Unlike allergies, which can quickly impact different systems—such as peanuts causing breathing problems—food intolerances can cause initial reactions in the digestive system itself or may even present as joint pain, cognitive difficulties, fatigue, eczema, or other skin conditions. Examples include gastrointestinal distress after consuming lactose. Dr. Anderson uses both antibody and cell reactivity testing to get the most accurate picture of what could be causing symptoms that negatively impact digestive health and overall health.
A healthy diet is the first step to maintaining good digestive healthWhile celiac disease shares symptoms with food allergies, it results in damage to the lining of the small intestine. This response is triggered primarily by the consumption of gluten, a protein molecule found in products made from grains like wheat, barley, and rye. While definitive testing for this condition traditionally involves a biopsy, Dr. Anderson recommends that patients showing symptoms first remove gluten from their diet to see if that makes a difference. If it does, they can then work with Dr. Anderson to determine what to do next to improve their digestive heath. If the symptoms improve, there may be no need for an invasive procedure to confirm the diagnosis.
The large and small bowels are more commonly known as the large and small intestines, which absorb nutrients and water from food after it leaves the stomach. Irritable bowel syndrome (IBS) is a condition that can cause abdominal discomfort or pain, constipation or diarrhea, and similar chronic digestive health problems. Dr. Anderson works with patients to discover which foods or other conditions may be triggering IBS to reduce and prevent irritation.
Crohn’s disease is chronic inflammation of the bowel. This persistent immune response can cause a range of digestive health issues, including cramping, pain, loss of appetite, and diarrhea, as well as chronic fatigue, mouth sores, and fever. It can even cause skin, eye, and joint problems. As with all cases of ongoing immune responses, relieving the symptoms requires addressing what is causing the inflammation, which can impact any part of the bowel, from the colon to the small intestine, and beyond. Different dietary changes, supplements or medications, including low dose naltrexone (LDN) can be used to treat Crohn’s disease.
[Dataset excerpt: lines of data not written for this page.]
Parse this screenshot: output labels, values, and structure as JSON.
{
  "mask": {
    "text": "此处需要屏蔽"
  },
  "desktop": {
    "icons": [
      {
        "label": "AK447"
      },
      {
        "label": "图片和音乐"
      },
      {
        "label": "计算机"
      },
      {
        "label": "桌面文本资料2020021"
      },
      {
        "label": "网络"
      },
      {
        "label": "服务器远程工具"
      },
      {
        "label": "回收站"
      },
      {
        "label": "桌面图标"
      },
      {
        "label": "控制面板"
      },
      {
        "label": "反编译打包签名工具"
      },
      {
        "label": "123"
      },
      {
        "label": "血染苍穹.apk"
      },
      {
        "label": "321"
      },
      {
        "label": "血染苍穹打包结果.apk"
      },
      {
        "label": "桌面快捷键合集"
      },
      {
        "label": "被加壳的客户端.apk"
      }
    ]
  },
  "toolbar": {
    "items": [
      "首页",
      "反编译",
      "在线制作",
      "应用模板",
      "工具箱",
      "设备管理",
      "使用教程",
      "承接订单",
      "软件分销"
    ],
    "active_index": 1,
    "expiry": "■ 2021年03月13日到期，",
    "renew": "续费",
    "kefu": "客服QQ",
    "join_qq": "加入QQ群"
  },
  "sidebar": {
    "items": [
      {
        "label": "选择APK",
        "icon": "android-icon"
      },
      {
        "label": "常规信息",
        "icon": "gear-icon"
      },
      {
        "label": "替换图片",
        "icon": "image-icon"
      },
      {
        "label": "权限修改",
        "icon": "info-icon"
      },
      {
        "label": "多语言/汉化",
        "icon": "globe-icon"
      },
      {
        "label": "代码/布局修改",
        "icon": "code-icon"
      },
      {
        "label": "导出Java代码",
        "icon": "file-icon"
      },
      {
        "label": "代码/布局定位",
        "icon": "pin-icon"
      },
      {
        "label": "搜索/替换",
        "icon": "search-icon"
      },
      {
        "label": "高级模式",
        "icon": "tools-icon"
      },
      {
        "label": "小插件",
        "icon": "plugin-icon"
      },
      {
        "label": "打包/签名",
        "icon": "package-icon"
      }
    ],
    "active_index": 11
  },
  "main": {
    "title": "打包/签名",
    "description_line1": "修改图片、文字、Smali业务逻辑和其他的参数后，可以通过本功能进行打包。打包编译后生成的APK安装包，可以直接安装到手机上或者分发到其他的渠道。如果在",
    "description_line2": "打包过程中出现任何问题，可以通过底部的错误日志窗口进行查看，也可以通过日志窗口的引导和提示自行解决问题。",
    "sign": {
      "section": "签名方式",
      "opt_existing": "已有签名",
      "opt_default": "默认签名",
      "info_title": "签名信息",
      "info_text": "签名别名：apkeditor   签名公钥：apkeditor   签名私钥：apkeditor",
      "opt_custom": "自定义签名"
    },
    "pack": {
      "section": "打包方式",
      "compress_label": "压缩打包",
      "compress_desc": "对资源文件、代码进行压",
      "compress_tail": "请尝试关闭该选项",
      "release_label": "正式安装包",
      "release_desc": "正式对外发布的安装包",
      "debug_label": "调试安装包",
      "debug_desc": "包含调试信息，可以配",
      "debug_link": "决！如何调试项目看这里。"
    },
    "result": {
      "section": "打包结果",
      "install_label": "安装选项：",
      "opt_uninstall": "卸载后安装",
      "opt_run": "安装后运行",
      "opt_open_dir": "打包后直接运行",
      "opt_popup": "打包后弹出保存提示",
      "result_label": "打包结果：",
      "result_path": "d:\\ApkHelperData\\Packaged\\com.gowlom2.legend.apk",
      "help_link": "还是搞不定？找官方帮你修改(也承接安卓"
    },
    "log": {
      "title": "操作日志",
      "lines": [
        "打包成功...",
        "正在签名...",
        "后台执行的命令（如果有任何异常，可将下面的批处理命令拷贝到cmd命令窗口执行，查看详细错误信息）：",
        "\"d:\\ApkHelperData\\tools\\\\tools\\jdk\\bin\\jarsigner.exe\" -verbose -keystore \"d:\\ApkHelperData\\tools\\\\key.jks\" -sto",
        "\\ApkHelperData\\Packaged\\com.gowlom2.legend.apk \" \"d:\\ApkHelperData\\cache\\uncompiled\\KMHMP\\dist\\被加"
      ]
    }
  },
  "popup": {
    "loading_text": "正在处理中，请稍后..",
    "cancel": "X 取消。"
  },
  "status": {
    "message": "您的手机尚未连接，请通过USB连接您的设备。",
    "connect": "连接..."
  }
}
Another form of inflammatory bowel disease, ulcerative colitis, specifically impacts the lining of the colon and rectum, where sores can form and contribute to rectal pain and bleeding, diarrhea, abdominal cramping, weight loss, and other digestive health problems. Beyond the digestive system, symptoms can include fatigue and fever. As with Crohn’s, naltrexone can help with the inflammation, and testing can point toward the potential cause.